|International Classification||A61K8/34, A61Q15/00, A61K8/36, A61K8/37|
|Cooperative Classification||Y10S424/05, A61K8/345, A61K8/0229, A61K8/37, A61K8/361, A61K8/042, A61Q15/00|
|European Classification||A61K8/02M4, A61K8/36C, A61K8/37, A61Q15/00, A61K8/34D, A61K8/04A|
|Aug 31, 1984||AS||Assignment|
Owner name: PROCTER & GAMBLE COMPANY THE CINCINNATI, OH A CORP
Free format text: ASSIGNMENT OF ASSIGNORS INTEREST.;ASSIGNOR:DEPIETRO, DAWN M.;REEL/FRAME:004295/0454
Effective date: 19840713
|Apr 6, 1990||FPAY||Fee payment|
Year of fee payment: 4
|May 24, 1994||REMI||Maintenance fee reminder mailed|
|Oct 16, 1994||LAPS||Lapse for failure to pay maintenance fees|
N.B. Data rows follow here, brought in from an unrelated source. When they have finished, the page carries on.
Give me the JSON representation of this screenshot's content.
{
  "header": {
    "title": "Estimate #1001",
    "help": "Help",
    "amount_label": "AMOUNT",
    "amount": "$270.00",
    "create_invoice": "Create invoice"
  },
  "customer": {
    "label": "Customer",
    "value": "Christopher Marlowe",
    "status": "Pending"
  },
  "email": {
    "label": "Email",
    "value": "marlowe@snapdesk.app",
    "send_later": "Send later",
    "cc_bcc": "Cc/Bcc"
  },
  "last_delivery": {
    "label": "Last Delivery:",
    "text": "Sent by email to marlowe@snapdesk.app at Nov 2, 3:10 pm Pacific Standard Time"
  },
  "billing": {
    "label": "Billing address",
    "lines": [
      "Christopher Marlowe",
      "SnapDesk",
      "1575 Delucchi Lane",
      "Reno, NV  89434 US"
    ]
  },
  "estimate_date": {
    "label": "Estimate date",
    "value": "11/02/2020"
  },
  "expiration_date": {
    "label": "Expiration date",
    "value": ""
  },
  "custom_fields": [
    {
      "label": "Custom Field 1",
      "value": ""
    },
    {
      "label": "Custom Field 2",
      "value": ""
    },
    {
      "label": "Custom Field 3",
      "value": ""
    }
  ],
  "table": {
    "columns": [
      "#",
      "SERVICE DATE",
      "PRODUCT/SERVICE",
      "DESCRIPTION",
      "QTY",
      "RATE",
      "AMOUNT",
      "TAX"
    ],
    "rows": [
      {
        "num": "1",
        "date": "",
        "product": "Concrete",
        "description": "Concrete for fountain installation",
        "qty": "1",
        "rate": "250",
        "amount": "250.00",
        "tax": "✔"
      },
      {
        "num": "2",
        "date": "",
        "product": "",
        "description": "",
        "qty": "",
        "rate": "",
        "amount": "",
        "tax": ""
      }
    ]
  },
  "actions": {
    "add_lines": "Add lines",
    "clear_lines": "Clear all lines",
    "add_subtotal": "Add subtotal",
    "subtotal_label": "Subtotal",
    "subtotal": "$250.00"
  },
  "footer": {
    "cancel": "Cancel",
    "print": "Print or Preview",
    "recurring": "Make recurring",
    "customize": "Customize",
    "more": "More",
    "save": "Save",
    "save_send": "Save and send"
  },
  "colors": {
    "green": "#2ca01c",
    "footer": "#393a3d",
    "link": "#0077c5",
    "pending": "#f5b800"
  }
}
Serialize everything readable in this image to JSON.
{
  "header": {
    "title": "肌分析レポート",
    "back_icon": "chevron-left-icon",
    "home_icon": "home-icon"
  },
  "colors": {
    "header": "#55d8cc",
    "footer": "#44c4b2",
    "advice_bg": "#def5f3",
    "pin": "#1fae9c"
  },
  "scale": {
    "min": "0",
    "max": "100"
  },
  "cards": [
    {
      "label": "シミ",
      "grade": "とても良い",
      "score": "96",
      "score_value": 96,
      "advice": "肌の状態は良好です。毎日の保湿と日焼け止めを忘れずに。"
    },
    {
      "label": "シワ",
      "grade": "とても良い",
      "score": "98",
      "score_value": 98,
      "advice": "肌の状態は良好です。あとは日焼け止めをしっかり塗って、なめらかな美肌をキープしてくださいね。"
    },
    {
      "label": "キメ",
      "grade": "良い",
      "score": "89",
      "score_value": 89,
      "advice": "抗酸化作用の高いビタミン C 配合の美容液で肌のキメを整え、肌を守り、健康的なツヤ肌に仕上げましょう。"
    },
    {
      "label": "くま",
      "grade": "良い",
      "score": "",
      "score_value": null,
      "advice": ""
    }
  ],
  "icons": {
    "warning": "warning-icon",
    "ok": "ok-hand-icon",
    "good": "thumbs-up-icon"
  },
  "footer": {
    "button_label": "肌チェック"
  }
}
|Dec 27, 1994||FP||Expired due to failure to pay maintenance fee|
Effective date: 19941019